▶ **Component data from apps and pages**
····················
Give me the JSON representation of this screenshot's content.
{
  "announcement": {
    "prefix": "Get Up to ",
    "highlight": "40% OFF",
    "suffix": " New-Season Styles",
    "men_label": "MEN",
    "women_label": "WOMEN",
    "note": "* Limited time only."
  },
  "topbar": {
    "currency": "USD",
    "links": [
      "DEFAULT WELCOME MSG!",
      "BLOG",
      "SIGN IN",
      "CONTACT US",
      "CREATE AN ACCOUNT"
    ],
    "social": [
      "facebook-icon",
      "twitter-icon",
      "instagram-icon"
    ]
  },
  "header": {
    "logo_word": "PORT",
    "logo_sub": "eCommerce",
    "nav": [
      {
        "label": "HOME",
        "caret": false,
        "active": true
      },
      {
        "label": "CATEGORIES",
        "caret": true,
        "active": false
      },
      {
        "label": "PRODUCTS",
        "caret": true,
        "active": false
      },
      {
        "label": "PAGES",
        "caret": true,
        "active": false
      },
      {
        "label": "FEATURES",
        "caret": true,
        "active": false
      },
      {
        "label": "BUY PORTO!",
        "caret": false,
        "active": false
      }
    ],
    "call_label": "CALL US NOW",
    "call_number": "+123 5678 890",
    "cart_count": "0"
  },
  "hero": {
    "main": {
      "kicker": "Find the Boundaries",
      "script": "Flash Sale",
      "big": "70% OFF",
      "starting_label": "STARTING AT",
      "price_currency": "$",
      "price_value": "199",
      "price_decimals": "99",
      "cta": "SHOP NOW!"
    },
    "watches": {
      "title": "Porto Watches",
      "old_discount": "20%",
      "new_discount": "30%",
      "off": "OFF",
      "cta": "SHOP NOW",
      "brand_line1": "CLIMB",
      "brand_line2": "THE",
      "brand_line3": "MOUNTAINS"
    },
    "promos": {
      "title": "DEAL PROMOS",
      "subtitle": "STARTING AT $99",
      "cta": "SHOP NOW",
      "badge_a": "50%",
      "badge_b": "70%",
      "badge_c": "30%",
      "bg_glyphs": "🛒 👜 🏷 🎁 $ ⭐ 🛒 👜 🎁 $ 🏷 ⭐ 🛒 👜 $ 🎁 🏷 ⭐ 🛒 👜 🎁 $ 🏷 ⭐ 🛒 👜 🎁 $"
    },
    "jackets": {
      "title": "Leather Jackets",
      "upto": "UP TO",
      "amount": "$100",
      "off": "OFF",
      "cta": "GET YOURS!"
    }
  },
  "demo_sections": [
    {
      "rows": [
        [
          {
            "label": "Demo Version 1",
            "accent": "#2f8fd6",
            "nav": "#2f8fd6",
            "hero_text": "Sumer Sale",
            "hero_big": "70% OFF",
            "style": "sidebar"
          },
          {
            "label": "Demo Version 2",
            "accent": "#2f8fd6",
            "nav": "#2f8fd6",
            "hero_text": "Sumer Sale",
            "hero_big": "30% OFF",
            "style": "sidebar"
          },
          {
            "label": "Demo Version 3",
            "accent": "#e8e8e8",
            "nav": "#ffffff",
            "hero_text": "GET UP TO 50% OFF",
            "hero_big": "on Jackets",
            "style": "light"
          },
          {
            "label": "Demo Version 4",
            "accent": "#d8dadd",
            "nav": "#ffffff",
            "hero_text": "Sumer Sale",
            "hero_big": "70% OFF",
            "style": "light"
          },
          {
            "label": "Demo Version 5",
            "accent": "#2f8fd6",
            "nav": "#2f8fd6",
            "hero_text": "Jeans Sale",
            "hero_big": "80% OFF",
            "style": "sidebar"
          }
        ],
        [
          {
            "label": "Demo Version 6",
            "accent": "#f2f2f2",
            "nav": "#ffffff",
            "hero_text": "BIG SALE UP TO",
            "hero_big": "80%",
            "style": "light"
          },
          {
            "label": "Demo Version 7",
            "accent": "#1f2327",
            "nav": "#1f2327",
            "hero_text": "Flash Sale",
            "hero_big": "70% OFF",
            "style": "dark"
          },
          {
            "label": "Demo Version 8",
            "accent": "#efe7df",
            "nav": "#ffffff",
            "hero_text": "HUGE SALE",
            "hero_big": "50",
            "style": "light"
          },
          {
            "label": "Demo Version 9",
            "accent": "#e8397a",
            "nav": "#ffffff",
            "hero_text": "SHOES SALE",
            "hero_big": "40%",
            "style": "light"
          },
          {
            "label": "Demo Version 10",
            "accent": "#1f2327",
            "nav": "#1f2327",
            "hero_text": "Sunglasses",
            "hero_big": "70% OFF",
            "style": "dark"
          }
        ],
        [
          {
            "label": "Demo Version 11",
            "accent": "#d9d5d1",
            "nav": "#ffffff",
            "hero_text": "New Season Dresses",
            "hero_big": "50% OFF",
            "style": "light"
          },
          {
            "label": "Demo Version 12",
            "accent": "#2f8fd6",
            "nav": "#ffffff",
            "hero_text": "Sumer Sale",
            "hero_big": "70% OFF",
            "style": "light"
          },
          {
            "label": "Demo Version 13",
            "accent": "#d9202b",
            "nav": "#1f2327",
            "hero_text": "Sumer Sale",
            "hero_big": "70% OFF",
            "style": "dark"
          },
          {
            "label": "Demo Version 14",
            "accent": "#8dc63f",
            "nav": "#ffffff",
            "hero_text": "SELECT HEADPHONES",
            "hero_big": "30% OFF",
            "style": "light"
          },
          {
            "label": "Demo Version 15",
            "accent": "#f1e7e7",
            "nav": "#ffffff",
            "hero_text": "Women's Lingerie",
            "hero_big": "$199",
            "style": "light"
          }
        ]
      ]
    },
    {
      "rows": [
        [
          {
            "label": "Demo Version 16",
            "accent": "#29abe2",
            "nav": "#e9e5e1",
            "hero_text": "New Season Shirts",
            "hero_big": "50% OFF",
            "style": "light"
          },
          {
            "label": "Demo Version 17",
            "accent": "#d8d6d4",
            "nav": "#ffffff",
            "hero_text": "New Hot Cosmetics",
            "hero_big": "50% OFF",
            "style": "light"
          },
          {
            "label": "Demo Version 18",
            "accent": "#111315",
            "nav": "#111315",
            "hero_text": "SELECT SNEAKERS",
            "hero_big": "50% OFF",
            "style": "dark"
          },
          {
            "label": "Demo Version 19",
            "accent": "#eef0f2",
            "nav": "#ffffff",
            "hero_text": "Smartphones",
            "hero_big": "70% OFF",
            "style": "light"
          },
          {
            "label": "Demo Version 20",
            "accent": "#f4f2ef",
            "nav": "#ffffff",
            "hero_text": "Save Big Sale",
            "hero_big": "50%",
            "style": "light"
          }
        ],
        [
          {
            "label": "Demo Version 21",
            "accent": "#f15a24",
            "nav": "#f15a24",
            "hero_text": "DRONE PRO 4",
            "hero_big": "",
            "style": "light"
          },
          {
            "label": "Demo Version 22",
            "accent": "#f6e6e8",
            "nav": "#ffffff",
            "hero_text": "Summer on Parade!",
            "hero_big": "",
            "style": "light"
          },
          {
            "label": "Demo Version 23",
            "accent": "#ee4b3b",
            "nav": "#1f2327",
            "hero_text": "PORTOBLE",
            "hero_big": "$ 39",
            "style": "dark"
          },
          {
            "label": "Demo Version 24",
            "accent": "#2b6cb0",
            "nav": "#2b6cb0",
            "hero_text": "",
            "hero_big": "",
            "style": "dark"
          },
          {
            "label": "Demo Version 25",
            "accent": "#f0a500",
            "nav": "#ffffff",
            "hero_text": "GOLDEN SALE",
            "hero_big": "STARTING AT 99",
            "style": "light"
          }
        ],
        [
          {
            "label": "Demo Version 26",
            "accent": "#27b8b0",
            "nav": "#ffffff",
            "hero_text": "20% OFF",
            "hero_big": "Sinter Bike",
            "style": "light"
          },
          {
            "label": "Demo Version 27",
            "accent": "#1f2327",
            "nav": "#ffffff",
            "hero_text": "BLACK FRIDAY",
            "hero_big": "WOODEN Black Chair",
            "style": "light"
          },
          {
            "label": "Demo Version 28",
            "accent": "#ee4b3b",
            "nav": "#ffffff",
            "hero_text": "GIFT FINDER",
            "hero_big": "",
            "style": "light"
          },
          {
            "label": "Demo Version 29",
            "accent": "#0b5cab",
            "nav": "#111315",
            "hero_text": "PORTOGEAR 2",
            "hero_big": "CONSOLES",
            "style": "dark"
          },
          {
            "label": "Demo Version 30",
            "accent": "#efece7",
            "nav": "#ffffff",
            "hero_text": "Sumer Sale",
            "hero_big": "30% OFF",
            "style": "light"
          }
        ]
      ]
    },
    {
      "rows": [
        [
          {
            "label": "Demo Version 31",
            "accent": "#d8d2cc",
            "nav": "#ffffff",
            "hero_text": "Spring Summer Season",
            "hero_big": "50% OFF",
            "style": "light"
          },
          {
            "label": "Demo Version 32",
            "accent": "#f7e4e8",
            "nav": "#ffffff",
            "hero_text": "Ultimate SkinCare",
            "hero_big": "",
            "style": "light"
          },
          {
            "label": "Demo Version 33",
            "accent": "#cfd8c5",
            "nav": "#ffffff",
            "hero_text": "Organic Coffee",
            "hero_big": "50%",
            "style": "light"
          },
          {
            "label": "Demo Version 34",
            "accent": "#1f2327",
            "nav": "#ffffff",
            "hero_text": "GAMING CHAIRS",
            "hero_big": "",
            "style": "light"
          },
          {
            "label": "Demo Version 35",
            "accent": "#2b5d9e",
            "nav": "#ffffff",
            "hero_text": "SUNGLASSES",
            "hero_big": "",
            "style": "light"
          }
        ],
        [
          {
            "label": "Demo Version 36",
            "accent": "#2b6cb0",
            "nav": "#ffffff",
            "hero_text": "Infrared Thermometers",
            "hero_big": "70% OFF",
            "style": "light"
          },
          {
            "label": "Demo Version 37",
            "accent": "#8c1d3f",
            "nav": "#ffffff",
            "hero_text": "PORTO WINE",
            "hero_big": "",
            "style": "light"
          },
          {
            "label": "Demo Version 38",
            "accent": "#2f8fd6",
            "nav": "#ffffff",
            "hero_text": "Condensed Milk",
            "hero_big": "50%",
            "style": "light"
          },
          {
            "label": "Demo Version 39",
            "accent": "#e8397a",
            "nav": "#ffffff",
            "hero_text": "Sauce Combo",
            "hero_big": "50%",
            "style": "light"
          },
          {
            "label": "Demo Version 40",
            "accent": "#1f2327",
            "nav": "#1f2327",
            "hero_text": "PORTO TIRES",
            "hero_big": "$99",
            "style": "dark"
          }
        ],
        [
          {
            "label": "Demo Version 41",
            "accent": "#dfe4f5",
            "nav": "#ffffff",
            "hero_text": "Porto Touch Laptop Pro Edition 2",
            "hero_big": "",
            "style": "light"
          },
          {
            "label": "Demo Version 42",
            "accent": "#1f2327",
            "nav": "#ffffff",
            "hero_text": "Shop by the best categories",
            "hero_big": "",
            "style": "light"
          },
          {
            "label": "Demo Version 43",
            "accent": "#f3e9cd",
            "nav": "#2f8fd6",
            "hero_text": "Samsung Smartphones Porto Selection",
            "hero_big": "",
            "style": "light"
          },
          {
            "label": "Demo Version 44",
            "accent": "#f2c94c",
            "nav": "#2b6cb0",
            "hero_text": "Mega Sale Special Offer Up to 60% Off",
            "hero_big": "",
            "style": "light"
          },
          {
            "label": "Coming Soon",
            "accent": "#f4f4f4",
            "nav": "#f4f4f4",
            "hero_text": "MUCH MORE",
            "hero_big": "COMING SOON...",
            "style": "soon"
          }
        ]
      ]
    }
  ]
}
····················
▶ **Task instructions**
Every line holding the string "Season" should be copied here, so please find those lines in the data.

▶ **Output of the task**
    "suffix": " New-Season Styles",
            "hero_text": "New Season Dresses",
            "hero_text": "New Season Shirts",
            "hero_text": "Spring Summer Season",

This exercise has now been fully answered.